Print all of the data exactly, with no line missing.

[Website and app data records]
__________

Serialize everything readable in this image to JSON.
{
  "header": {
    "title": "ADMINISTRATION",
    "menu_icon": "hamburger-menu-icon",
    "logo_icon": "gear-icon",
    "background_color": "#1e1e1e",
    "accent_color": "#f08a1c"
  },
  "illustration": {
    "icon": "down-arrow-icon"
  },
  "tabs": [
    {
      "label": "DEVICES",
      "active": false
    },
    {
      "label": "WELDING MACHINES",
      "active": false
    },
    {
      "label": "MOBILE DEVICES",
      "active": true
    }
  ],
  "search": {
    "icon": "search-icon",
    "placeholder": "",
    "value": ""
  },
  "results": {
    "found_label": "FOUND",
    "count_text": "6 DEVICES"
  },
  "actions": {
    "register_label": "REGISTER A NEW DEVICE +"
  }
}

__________

§ Exercise answer:
Serialize everything readable in this image to JSON.
{
  "header": {
    "title": "ADMINISTRATION",
    "menu_icon": "hamburger-menu-icon",
    "logo_icon": "gear-icon",
    "background_color": "#1e1e1e",
    "accent_color": "#f08a1c"
  },
  "illustration": {
    "icon": "down-arrow-icon"
  },
  "tabs": [
    {
      "label": "DEVICES",
      "active": false
    },
    {
      "label": "WELDING MACHINES",
      "active": false
    },
    {
      "label": "MOBILE DEVICES",
      "active": true
    }
  ],
  "search": {
    "icon": "search-icon",
    "placeholder": "",
    "value": ""
  },
  "results": {
    "found_label": "FOUND",
    "count_text": "6 DEVICES"
  },
  "actions": {
    "register_label": "REGISTER A NEW DEVICE +"
  }
}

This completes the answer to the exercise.